LITTLE ROCK, Ark. — State law enforcement and public health leaders marked progress in the effort to save a generation from opioid addiction while looking to future challenges at this fall's semi-annual National Drug Take-Back Day in Arkansas.
"The whole concept about drug take back was about education," said Chief Kirk Lane. "[We're] educating communities to monitor, secure and dispose."
That's the message that's been pushed twice a year throughout the opioid crisis when an early wave in the epidemic came from pills in our own homes.
"Unknowingly, they have drugs in their homes that children, grandchildren, loved ones, people from church that they are stealing because they are addicted to high-powered prescriptions," said Arkansas attorney general Leslie Rutledge as she toured the drop off location at Arkansas Children's Hospital.
The attorney general's presence fits with the other law enforcement leaders on hand, including Pulaski County sheriff Eric Higgins. But they were also flanked by health professionals as hospitals play a more active role in getting drugs back after prescribing them out.

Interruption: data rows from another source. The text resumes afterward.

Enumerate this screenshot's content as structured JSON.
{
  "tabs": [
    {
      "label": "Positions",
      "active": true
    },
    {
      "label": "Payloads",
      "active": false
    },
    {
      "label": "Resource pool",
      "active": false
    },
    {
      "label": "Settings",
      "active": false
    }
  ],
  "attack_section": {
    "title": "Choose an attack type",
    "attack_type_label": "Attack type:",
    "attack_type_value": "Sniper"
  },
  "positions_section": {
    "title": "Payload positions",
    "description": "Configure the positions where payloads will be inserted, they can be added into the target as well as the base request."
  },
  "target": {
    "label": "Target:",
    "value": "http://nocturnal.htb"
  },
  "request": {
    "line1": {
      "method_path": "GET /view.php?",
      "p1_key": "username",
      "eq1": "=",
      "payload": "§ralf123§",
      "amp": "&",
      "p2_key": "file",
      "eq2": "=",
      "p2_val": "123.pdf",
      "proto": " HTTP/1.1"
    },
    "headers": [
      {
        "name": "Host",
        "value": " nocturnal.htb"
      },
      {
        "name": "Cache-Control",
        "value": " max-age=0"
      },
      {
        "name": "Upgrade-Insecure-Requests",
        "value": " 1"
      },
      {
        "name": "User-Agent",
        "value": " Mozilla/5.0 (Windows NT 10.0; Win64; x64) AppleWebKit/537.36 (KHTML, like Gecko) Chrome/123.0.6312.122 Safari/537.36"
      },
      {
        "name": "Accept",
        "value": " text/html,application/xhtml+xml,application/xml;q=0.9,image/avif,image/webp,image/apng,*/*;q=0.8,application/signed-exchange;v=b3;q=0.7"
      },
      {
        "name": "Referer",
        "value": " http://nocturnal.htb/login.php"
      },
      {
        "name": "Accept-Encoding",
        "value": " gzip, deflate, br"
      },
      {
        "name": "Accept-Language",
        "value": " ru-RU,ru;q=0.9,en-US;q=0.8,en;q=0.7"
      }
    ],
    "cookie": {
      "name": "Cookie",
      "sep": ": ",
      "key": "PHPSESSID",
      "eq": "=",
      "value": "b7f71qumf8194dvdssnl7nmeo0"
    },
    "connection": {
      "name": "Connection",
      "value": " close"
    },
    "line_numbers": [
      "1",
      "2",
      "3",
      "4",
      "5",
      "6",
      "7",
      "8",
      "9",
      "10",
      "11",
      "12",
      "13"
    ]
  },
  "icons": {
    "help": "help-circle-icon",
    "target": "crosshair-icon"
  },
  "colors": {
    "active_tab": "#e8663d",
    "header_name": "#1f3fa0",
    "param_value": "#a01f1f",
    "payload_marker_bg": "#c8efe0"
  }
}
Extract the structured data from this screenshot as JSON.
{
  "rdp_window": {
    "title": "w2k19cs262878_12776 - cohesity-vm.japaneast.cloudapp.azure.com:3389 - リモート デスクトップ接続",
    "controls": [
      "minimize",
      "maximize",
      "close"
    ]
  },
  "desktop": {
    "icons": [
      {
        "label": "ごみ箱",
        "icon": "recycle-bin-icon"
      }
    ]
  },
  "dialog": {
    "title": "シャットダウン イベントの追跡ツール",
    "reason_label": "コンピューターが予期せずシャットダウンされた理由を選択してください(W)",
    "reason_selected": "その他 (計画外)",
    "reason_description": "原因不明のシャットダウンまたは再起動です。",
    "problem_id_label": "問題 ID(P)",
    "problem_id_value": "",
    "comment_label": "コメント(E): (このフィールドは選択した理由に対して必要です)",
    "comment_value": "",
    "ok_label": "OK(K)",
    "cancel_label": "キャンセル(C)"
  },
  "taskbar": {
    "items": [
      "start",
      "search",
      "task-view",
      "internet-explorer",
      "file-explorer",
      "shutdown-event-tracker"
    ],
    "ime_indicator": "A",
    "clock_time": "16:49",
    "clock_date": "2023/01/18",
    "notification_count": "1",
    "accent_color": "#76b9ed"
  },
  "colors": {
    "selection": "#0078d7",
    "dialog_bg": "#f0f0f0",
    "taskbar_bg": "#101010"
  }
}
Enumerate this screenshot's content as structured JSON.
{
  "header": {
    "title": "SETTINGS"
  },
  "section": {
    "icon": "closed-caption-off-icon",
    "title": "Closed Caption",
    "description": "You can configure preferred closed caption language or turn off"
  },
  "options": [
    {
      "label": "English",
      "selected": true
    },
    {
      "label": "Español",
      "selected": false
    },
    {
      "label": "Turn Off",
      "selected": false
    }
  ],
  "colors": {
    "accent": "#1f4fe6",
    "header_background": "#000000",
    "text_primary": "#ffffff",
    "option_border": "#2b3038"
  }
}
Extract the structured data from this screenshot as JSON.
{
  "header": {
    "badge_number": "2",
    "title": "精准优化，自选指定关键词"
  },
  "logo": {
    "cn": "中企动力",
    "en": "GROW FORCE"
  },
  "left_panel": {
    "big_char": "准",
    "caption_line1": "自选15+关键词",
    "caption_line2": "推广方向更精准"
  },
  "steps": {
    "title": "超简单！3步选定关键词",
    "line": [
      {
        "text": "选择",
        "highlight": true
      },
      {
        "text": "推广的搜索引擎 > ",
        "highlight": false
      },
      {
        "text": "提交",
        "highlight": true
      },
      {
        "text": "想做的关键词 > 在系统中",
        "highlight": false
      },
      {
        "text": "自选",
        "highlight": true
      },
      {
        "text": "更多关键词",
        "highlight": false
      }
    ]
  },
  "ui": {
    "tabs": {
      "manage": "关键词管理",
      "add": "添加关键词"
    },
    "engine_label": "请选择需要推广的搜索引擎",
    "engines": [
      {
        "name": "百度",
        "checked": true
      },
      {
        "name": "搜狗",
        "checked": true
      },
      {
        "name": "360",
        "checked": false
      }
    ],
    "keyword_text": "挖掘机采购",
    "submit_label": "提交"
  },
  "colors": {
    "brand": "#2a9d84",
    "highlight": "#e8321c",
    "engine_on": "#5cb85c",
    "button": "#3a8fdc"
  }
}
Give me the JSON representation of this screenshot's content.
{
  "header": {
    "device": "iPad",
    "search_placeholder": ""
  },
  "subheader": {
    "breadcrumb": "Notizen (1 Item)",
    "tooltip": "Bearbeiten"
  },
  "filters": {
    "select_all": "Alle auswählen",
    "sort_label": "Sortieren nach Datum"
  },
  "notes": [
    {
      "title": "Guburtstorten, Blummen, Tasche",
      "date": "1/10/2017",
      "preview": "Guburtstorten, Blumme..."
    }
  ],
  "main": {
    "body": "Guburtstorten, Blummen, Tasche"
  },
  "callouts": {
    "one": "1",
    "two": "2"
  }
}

"We've installed three permanent kiosks inside the hospital located in convenient locations for families," said Joe Knight, the environment, health and safety engineer for ACH. "They can bring their medications in for disposal. We got involved when you look at stats that show how many young people began their addictions with drugs they got from friends or family."
"The day now is really about the buy-in," said Lane about the disposal bins in more and more places. "Everybody is wanting to get involved because they know the necessity of this education and what it's doing to save lives especially right here in Arkansas."
With a new epidemic on the rise, Rutledge joined the nationwide call to get vaping products into bins this season.
"Vaping has been marketed as something that's so much safer than cigarettes when it's not," she said while pointing to recent warning letters to vaping dealers and lawsuits against e-cigarette makers. "We want people to bring their vapes out. We want to eliminate those dangers, particularly for young people."
While the vaping battle begins and the constant problem with meth lingers over the state, Drug Take-Back Day will have to continue to keep addiction threats at bay.
"We're going to have years of impact of individuals who are addicted who have health issues and their families who have been with them through these addictions and who have lost loved ones," the attorney general said.